(Extracted entries Opens)
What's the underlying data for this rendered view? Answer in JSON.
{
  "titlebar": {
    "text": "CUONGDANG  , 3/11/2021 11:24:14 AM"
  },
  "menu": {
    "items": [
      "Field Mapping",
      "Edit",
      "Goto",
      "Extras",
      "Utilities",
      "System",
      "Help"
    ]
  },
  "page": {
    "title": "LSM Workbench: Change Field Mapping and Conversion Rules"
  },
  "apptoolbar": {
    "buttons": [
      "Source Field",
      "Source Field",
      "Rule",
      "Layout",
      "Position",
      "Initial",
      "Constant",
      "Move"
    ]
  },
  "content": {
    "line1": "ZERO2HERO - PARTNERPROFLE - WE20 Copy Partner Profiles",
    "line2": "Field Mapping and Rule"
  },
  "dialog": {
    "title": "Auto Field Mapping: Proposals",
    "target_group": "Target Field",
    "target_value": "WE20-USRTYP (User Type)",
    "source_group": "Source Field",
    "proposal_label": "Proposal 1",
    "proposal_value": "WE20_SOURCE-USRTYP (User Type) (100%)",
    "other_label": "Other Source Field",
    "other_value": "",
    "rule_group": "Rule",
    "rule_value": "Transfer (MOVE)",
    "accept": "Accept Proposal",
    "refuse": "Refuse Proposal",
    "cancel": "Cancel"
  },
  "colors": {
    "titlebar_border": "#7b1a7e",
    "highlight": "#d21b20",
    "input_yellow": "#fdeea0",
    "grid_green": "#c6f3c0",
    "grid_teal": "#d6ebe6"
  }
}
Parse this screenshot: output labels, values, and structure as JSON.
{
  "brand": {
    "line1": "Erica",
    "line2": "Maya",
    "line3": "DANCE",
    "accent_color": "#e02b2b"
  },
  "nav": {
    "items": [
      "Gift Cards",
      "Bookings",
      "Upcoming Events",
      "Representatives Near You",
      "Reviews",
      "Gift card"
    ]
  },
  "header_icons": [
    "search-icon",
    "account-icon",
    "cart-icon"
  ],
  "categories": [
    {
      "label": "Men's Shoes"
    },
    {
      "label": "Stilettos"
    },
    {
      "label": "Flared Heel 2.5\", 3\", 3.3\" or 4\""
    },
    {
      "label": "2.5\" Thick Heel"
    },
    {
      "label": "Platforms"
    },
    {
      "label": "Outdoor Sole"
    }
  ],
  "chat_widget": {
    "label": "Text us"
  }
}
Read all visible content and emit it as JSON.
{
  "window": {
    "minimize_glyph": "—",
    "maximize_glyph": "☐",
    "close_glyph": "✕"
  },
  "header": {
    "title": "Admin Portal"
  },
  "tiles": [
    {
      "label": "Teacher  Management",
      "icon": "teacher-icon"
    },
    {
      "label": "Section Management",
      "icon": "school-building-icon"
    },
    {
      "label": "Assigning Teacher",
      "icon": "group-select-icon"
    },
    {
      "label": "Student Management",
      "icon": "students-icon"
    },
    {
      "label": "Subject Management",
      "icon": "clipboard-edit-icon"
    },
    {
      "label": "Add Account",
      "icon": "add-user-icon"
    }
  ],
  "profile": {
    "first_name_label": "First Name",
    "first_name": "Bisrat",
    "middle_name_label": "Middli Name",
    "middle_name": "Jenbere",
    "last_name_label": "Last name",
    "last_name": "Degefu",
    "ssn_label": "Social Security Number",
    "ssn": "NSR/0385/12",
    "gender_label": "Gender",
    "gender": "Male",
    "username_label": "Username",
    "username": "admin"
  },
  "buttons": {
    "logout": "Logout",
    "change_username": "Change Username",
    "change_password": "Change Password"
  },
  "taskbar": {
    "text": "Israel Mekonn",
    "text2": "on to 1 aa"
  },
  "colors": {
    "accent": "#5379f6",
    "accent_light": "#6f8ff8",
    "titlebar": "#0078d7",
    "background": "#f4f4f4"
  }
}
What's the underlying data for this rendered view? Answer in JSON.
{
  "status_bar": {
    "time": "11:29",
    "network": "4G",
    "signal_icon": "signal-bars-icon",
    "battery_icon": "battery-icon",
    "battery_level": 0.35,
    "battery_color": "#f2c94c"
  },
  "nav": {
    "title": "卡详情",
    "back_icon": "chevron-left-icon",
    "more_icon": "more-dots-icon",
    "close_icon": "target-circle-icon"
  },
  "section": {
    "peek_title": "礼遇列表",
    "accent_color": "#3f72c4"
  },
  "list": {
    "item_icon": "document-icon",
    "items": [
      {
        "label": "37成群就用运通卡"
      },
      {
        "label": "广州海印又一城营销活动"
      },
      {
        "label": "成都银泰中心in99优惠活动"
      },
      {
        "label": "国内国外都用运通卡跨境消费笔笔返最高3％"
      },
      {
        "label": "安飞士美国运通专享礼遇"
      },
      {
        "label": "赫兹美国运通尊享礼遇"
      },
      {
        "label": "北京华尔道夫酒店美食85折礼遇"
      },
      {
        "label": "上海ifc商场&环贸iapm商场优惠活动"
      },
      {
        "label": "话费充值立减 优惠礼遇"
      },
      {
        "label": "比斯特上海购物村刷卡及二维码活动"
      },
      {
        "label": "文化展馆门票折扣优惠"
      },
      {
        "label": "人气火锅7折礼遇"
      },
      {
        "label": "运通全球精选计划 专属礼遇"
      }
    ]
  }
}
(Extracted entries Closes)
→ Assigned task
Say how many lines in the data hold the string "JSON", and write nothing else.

→ Answer to the problem
4